▸ **ACTIVITY**:
Write back each entry precisely as it is given.

▸ **EXCERPTED DATA**:

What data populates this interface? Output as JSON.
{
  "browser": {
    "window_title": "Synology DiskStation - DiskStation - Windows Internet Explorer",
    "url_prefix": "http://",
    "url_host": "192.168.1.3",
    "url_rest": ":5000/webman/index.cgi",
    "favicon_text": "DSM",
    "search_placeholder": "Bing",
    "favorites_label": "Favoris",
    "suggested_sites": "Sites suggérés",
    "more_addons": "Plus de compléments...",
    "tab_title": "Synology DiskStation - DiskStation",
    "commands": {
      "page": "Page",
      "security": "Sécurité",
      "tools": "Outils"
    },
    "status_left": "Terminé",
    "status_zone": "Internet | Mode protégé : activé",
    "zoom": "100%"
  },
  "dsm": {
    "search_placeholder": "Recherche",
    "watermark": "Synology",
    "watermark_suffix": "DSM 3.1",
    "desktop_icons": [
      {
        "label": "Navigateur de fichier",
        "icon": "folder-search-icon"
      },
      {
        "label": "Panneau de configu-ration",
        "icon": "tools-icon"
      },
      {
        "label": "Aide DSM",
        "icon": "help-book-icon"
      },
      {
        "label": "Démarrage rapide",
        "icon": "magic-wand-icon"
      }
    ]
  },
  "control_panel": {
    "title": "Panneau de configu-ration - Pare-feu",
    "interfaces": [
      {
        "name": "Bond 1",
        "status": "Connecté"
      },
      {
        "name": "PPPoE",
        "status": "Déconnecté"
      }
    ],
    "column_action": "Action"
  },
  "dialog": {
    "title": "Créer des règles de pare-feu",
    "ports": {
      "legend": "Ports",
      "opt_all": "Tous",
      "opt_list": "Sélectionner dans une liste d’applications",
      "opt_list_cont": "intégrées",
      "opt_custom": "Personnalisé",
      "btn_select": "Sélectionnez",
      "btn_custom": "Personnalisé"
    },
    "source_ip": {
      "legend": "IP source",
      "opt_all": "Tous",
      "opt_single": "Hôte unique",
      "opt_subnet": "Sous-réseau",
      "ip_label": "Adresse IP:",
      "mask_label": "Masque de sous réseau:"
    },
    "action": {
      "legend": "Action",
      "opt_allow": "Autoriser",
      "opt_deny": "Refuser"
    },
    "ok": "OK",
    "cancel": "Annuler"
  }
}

▸ **ANSWER BELOW**:
What data populates this interface? Output as JSON.
{
  "browser": {
    "window_title": "Synology DiskStation - DiskStation - Windows Internet Explorer",
    "url_prefix": "http://",
    "url_host": "192.168.1.3",
    "url_rest": ":5000/webman/index.cgi",
    "favicon_text": "DSM",
    "search_placeholder": "Bing",
    "favorites_label": "Favoris",
    "suggested_sites": "Sites suggérés",
    "more_addons": "Plus de compléments...",
    "tab_title": "Synology DiskStation - DiskStation",
    "commands": {
      "page": "Page",
      "security": "Sécurité",
      "tools": "Outils"
    },
    "status_left": "Terminé",
    "status_zone": "Internet | Mode protégé : activé",
    "zoom": "100%"
  },
  "dsm": {
    "search_placeholder": "Recherche",
    "watermark": "Synology",
    "watermark_suffix": "DSM 3.1",
    "desktop_icons": [
      {
        "label": "Navigateur de fichier",
        "icon": "folder-search-icon"
      },
      {
        "label": "Panneau de configu-ration",
        "icon": "tools-icon"
      },
      {
        "label": "Aide DSM",
        "icon": "help-book-icon"
      },
      {
        "label": "Démarrage rapide",
        "icon": "magic-wand-icon"
      }
    ]
  },
  "control_panel": {
    "title": "Panneau de configu-ration - Pare-feu",
    "interfaces": [
      {
        "name": "Bond 1",
        "status": "Connecté"
      },
      {
        "name": "PPPoE",
        "status": "Déconnecté"
      }
    ],
    "column_action": "Action"
  },
  "dialog": {
    "title": "Créer des règles de pare-feu",
    "ports": {
      "legend": "Ports",
      "opt_all": "Tous",
      "opt_list": "Sélectionner dans une liste d’applications",
      "opt_list_cont": "intégrées",
      "opt_custom": "Personnalisé",
      "btn_select": "Sélectionnez",
      "btn_custom": "Personnalisé"
    },
    "source_ip": {
      "legend": "IP source",
      "opt_all": "Tous",
      "opt_single": "Hôte unique",
      "opt_subnet": "Sous-réseau",
      "ip_label": "Adresse IP:",
      "mask_label": "Masque de sous réseau:"
    },
    "action": {
      "legend": "Action",
      "opt_allow": "Autoriser",
      "opt_deny": "Refuser"
    },
    "ok": "OK",
    "cancel": "Annuler"
  }
}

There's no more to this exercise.